The race is on to discover Hollow Earth but the need to get Kong to help the journey along results in a battle with him and Godzilla.
There is perhaps no bigger way to announce that blockbusters are back in post-COVID cinemas then to let two titans like Godzilla and King Kong go head-to-head. The Godzilla/Kong franchise has bubbled along nicely for Warner Bros over the past seven years and now it roars back to life as the two titans come to some pretty impressive blows in Godzilla vs Kong.
Directed by Adam Wingard (Blair Witch) the film sees the giant creatures go to war after Kong expert Ilene Andrews (Rebecca Hall – The Town) and her adopted daughter Jia (newcomer Kaylee Hottle) are persuaded by scientist Nathan Lind (Alexander Skarsgard – The Legend Of Tarzan) to bring Kong out of his protected environment in a bid to help with a scientific discovery that could save humanity.
Meanwhile on the other side of the world the determined Madison Russell (Millie Bobby Brown – Stranger Things) and her friend Josh Valentine (Julian Dennison – Deadpool 2) have joined forces with conspiracy theorist Bernie Hayes (Brian Tyree Henry – Widows) to try and clear Godzilla’s name after it appears that he attacked a city for no apparent reason.
However, once Godzilla realises that Kong is out and in the open he proceeds to attack the giant beast in a bid to become the ‘alpha’ placing the lives of all on Earth at risk.
The plotline of Godzilla vs Kong is pretty thin but of course nobody is going into this film expecting an Oscar-worthy script – no this is a film that is designed to be a visual spectacular and that is certainly the case from start to finish. If you want action then you’ve come to the right place because Godzilla vs Kong delivers it in spades.
The one thing you do very quickly realise with this film is that it is very much a Kong film. The film is largely told through the eyes of those who surround Kong ie. Ilene Andrews, Nathan Lind and Jia, and for the most part Kong is the hero of the tale and Godzilla the villain. That also results in strong storylines developing around those characters and Kong while the interest in the team trying to ‘clear’ Godzilla at times wanes as it is mainly one dimensional.

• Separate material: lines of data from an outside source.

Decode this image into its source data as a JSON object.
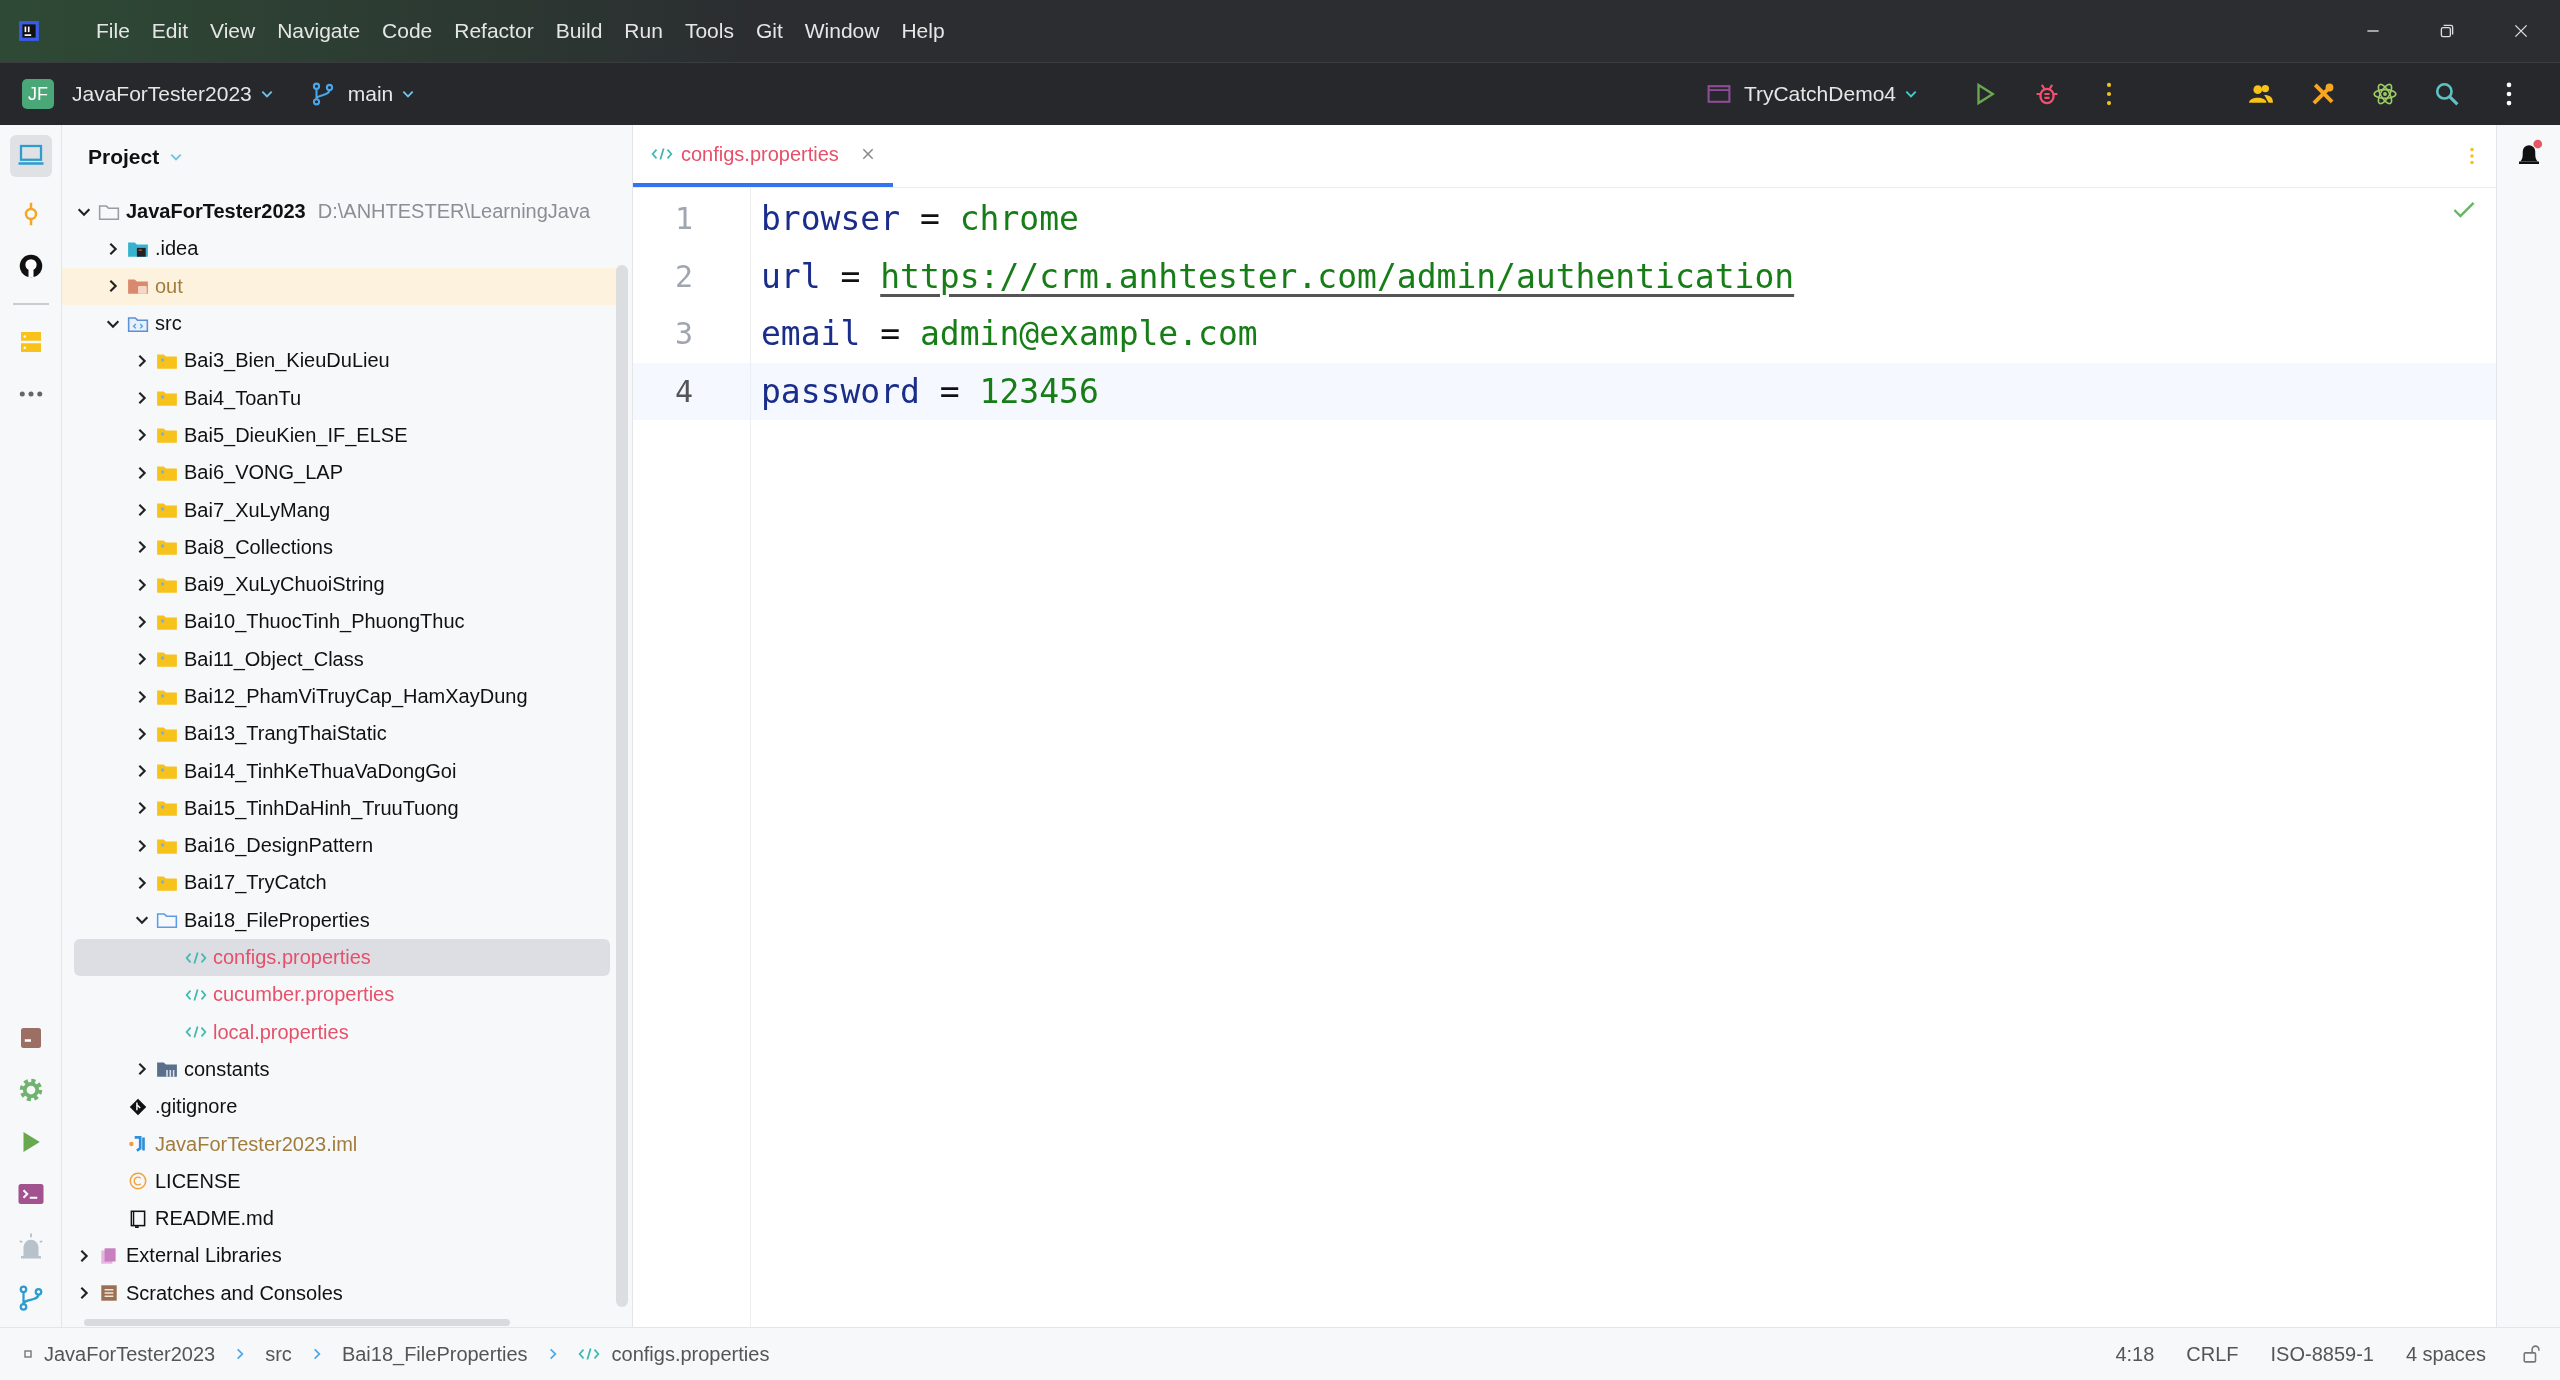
{
  "menu": [
    {
      "label": "File"
    },
    {
      "label": "Edit"
    },
    {
      "label": "View"
    },
    {
      "label": "Navigate"
    },
    {
      "label": "Code"
    },
    {
      "label": "Refactor"
    },
    {
      "label": "Build"
    },
    {
      "label": "Run"
    },
    {
      "label": "Tools"
    },
    {
      "label": "Git"
    },
    {
      "label": "Window"
    },
    {
      "label": "Help"
    }
  ],
  "toolbar": {
    "project_badge": "JF",
    "project": "JavaForTester2023",
    "branch": "main",
    "run_config": "TryCatchDemo4"
  },
  "project_panel": {
    "title": "Project",
    "tree": [
      {
        "label": "JavaForTester2023",
        "hint": "D:\\ANHTESTER\\LearningJava",
        "kind": "project",
        "expanded": true,
        "selected": false,
        "untracked": false,
        "ignored": false,
        "children": [
          {
            "label": ".idea",
            "kind": "idea",
            "expanded": false,
            "selected": false,
            "untracked": false,
            "ignored": false
          },
          {
            "label": "out",
            "kind": "out",
            "expanded": false,
            "selected": false,
            "untracked": false,
            "ignored": true
          },
          {
            "label": "src",
            "kind": "src",
            "expanded": true,
            "selected": false,
            "untracked": false,
            "ignored": false,
            "children": [
              {
                "label": "Bai3_Bien_KieuDuLieu",
                "kind": "package",
                "expanded": false,
                "selected": false,
                "untracked": false,
                "ignored": false
              },
              {
                "label": "Bai4_ToanTu",
                "kind": "package",
                "expanded": false,
                "selected": false,
                "untracked": false,
                "ignored": false
              },
              {
                "label": "Bai5_DieuKien_IF_ELSE",
                "kind": "package",
                "expanded": false,
                "selected": false,
                "untracked": false,
                "ignored": false
              },
              {
                "label": "Bai6_VONG_LAP",
                "kind": "package",
                "expanded": false,
                "selected": false,
                "untracked": false,
                "ignored": false
              },
              {
                "label": "Bai7_XuLyMang",
                "kind": "package",
                "expanded": false,
                "selected": false,
                "untracked": false,
                "ignored": false
              },
              {
                "label": "Bai8_Collections",
                "kind": "package",
                "expanded": false,
                "selected": false,
                "untracked": false,
                "ignored": false
              },
              {
                "label": "Bai9_XuLyChuoiString",
                "kind": "package",
                "expanded": false,
                "selected": false,
                "untracked": false,
                "ignored": false
              },
              {
                "label": "Bai10_ThuocTinh_PhuongThuc",
                "kind": "package",
                "expanded": false,
                "selected": false,
                "untracked": false,
                "ignored": false
              },
              {
                "label": "Bai11_Object_Class",
                "kind": "package",
                "expanded": false,
                "selected": false,
                "untracked": false,
                "ignored": false
              },
              {
                "label": "Bai12_PhamViTruyCap_HamXayDung",
                "kind": "package",
                "expanded": false,
                "selected": false,
                "untracked": false,
                "ignored": false
              },
              {
                "label": "Bai13_TrangThaiStatic",
                "kind": "package",
                "expanded": false,
                "selected": false,
                "untracked": false,
                "ignored": false
              },
              {
                "label": "Bai14_TinhKeThuaVaDongGoi",
                "kind": "package",
                "expanded": false,
                "selected": false,
                "untracked": false,
                "ignored": false
              },
              {
                "label": "Bai15_TinhDaHinh_TruuTuong",
                "kind": "package",
                "expanded": false,
                "selected": false,
                "untracked": false,
                "ignored": false
              },
              {
                "label": "Bai16_DesignPattern",
                "kind": "package",
                "expanded": false,
                "selected": false,
                "untracked": false,
                "ignored": false
              },
              {
                "label": "Bai17_TryCatch",
                "kind": "package",
                "expanded": false,
                "selected": false,
                "untracked": false,
                "ignored": false
              },
              {
                "label": "Bai18_FileProperties",
                "kind": "folder",
                "expanded": true,
                "selected": false,
                "untracked": false,
                "ignored": false,
                "children": [
                  {
                    "label": "configs.properties",
                    "kind": "properties",
                    "selected": true,
                    "untracked": true,
                    "ignored": false
                  },
                  {
                    "label": "cucumber.properties",
                    "kind": "properties",
                    "selected": false,
                    "untracked": true,
                    "ignored": false
                  },
                  {
                    "label": "local.properties",
                    "kind": "properties",
                    "selected": false,
                    "untracked": true,
                    "ignored": false
                  }
                ]
              },
              {
                "label": "constants",
                "kind": "constants",
                "expanded": false,
                "selected": false,
                "untracked": false,
                "ignored": false
              }
            ]
          },
          {
            "label": ".gitignore",
            "kind": "gitignore",
            "selected": false,
            "untracked": false,
            "ignored": false
          },
          {
            "label": "JavaForTester2023.iml",
            "kind": "iml",
            "selected": false,
            "untracked": false,
            "ignored": true
          },
          {
            "label": "LICENSE",
            "kind": "license",
            "selected": false,
            "untracked": false,
            "ignored": false
          },
          {
            "label": "README.md",
            "kind": "readme",
            "selected": false,
            "untracked": false,
            "ignored": false
          }
        ]
      },
      {
        "label": "External Libraries",
        "kind": "libraries",
        "expanded": false,
        "selected": false,
        "untracked": false,
        "ignored": false
      },
      {
        "label": "Scratches and Consoles",
        "kind": "scratches",
        "expanded": false,
        "selected": false,
        "untracked": false,
        "ignored": false
      }
    ]
  },
  "editor": {
    "tabs": [
      {
        "label": "configs.properties",
        "selected": true,
        "untracked": true
      }
    ],
    "lines": [
      {
        "number": "1",
        "key": "browser",
        "sep": "=",
        "value": "chrome",
        "kind": "text",
        "current": false
      },
      {
        "number": "2",
        "key": "url",
        "sep": "=",
        "value": "https://crm.anhtester.com/admin/authentication",
        "kind": "link",
        "current": false
      },
      {
        "number": "3",
        "key": "email",
        "sep": "=",
        "value": "admin@example.com",
        "kind": "text",
        "current": false
      },
      {
        "number": "4",
        "key": "password",
        "sep": "=",
        "value": "123456",
        "kind": "text",
        "current": true
      }
    ]
  },
  "status_bar": {
    "breadcrumbs": [
      {
        "label": "JavaForTester2023",
        "kind": "module"
      },
      {
        "label": "src",
        "kind": "folder"
      },
      {
        "label": "Bai18_FileProperties",
        "kind": "folder"
      },
      {
        "label": "configs.properties",
        "kind": "properties"
      }
    ],
    "position": "4:18",
    "line_separator": "CRLF",
    "encoding": "ISO-8859-1",
    "indent": "4 spaces"
  }
}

What saves the film though is the brilliant action sequences that see the two kings of the Monsterverse go head-to-head. To the credit of the filmmakers they don’t hold back on those scenes and the two epic battles are more than enough to fulfil those who criticised Godzilla: King Of Monsters for its lack of action. And yes the rumours are true – both battles easily last longer than 10 minutes on screen each. With some amazing special effects and the brilliant eye of Wingard and cinematographer Ben Seresin (World War Z) these battle sequences come to life in a way that fans of the franchise could only dream they could. They also have the sense not to be cutting away to minor characters during the battles and instead just let the beasts host their own version of Smackdown.
When it comes to the acting side of things you get both good and bad with Godzilla vs Kong. The talented Kyle Chandler (Super 8) feels wasted with his limited screen-time but both Rebecca Hall and Kaylee Hottle shine as the carry most of the ‘human’ side of the film. You expect that someone with the experience of Hall could do that fairly easily but huge credit must be paid for Hottle for doing so. This is the first acting performance for the young hearing-impaired actress and her performance brings back memories of Drew Barrymore in E.T. or Kirsten Dunst in Interview With A Vampire. Like them she never seems to be over-awed by the scale of the film or by the experience of the actors around her and instead she makes her own mark as a star.
Godzilla vs Kong is the kind of film where you are willing to overlook some pretty obvious continuity errors and weak storyline simply because of the amazing special effects and action sequences. While the film is not likely to be an award winner it will certainly win over fans of this franchise with ease.